This is the second of two reports about Indian women who are paid to bear children for infertile Western couples. Note to teachers: Some of the material in this video may not be suitable for all ages.
In India, parental surrogacy is often less complicated and expensive than having a surrogate in the United States. Even though the money may lift many women out of poverty, the practice also raises ethical concerns.
Dr. Nayna Patel of Akanksha Infertility Clinic has delivered 400 surrogate babies since 2004. According to reports, her clinic implants embryos in surrogates she recruits from the area and pays around $7,000 for a pregnancy carried to term. Biological parents come from across India and around the world.
Parents traveling to meet their newborns also come from all over the world.
Kirshner Ross-Vaden, 46, came from Colorado to pick up her baby girl named Serenity. She was born four weeks premature, but after a week in neonatal intensive care, she was ready to be discharged.
According to Vaden, the cost, $10,000 to $15,000 all told, is a fraction of what it is in the U.S. And, in America, she added, surrogacy contracts are not always airtight
"You can sign 100 documents. It doesn't matter. If that surrogate changes her mind, she can sue you for that child. And, oftentimes, she will win. And coming here to India, these women, they don't want my child. It's very cut and dry. They do not want my child. They want my money. And that is just fine with me," she said.
However, not everyone agrees.
According to Dr. Arthur Caplan, director of the University of Pennsylvania Center for Bioethics, the contracts are usually written to protect the wealthy people who are commissioning the baby.
"So that if the woman suffers an injury, if the woman has a health problem due to childbirth, if there's a long-term chronic condition, then what?" Caplan asked.
Dr. Nayna Patel said they do a lot of psychological counseling to the surrogate and the family before they recruit them. They explain to them the procedure of IVF, what all they will have to undergo.
"If she has had any complications during her previous pregnancy, we will ask her not to become a surrogate, because the same can repeat this time, to make it very sure and safe for her," she said.
According to reports, the moment their pregnancies are confirmed, surrogates are required to move into this home run by Dr. Patel. They're offered skills training in things like tailoring, but mostly it's a quiet, sedentary life.
The women who spend nine months in this surrogate hostel have all experienced childbirth with their own biological children. It's a prerequisite for becoming a surrogate. What very few of them have experienced with those previous pregnancies is any kind of prenatal care. And that's in sharp contrast to the pampering they get here, with meals provided and medical attention, should they need it, round the clock.

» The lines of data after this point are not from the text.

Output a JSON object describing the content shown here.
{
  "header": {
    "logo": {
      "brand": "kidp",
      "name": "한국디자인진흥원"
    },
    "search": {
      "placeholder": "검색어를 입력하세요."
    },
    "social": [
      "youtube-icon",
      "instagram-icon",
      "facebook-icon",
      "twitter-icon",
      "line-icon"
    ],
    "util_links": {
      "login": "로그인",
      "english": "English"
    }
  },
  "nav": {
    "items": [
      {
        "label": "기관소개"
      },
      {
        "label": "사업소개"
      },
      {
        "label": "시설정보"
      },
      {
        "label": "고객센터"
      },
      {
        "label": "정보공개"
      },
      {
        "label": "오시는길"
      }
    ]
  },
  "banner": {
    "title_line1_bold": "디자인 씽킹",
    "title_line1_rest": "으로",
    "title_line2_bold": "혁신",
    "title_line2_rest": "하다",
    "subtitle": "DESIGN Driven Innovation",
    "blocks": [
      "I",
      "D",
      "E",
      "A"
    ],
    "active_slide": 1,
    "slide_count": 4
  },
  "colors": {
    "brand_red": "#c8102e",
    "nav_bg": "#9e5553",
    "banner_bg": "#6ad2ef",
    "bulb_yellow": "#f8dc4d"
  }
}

"You can sign 100 documents. It doesn't matter. If that surrogate changes her mind, she can sue you for that child. And, oftentimes, she will win. And coming here to India, these women, they don't want my child. It's very cut and dry. They do not want my child. They want my money. And that is just fine with me." - Kirshner Ross-Vaden.
"And the contracts are usually written, to be blunt, to protect the wealthy people who are commissioning the baby, so that if the woman suffers an injury, if the woman has a health problem due to childbirth, if there's a long-term chronic condition, then what?" -Dr. Arthur Caplan, Director, University of Pennsylvania Center for Bioethics.
"Am I living happily ever after now? I certainly hope so. I hope that I can get her home, and I hope that she is a happy, healthy little baby, and that -- that is what I will have, that she will remain such and grow up as such, a happy, healthy little girl." -Kirshner Ross-Vaden.
1. What is infertility?
2. What is surrogacy?
3. Do you know anyone who has had a baby through a surrogate mother?
1. What is the difference between surrogacy and adoption?
2. Why are couples traveling outside the U.S. to find surrogates?
3. How do you feel about surrogacy? Discuss.